# Items from a dataset:
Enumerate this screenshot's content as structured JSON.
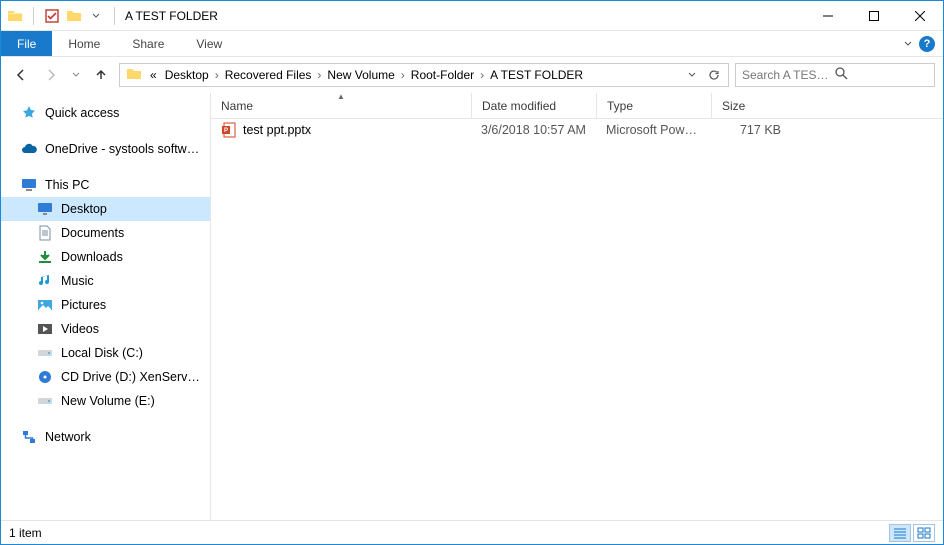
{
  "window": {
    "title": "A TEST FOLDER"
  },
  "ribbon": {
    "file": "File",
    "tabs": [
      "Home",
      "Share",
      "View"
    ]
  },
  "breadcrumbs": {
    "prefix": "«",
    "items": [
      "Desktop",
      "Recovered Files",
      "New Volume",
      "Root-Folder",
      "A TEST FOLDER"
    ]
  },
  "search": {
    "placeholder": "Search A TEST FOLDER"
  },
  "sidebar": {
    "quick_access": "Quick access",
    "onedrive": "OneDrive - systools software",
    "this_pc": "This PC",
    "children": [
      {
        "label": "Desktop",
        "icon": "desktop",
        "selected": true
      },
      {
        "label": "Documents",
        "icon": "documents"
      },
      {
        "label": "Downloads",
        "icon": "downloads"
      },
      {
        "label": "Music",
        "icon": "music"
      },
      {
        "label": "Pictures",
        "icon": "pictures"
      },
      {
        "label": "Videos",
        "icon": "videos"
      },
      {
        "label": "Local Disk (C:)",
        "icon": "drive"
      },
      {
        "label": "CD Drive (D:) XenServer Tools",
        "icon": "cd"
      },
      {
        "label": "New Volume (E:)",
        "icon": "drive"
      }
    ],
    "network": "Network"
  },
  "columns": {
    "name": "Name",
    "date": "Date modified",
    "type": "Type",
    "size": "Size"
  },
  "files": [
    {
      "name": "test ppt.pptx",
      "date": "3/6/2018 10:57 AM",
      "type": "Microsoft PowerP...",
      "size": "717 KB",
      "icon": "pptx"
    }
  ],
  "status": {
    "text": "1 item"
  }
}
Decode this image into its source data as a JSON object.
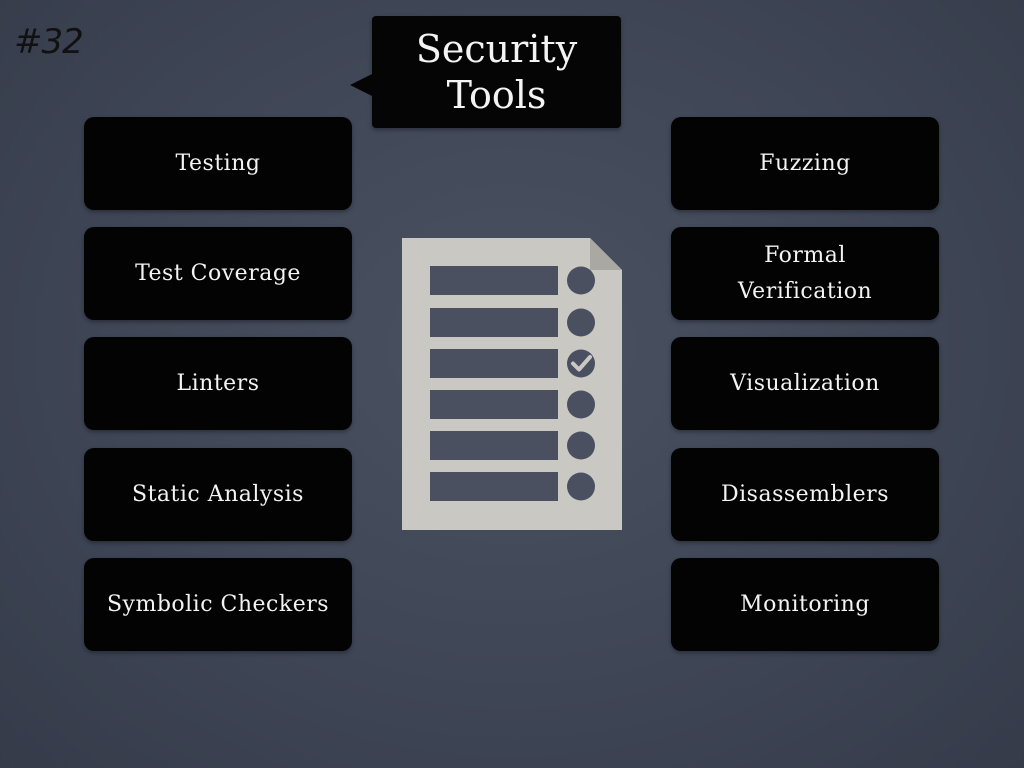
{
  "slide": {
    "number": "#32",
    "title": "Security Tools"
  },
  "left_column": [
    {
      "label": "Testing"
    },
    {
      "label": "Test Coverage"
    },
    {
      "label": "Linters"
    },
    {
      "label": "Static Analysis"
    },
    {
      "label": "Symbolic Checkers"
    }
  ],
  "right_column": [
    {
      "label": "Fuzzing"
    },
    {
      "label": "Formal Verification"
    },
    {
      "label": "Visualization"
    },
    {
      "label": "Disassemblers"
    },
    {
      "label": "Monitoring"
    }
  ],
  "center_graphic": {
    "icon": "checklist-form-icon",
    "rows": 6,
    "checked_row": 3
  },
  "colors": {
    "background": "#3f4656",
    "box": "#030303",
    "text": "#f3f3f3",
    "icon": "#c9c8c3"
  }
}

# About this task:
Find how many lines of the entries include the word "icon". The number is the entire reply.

# Finished task:
12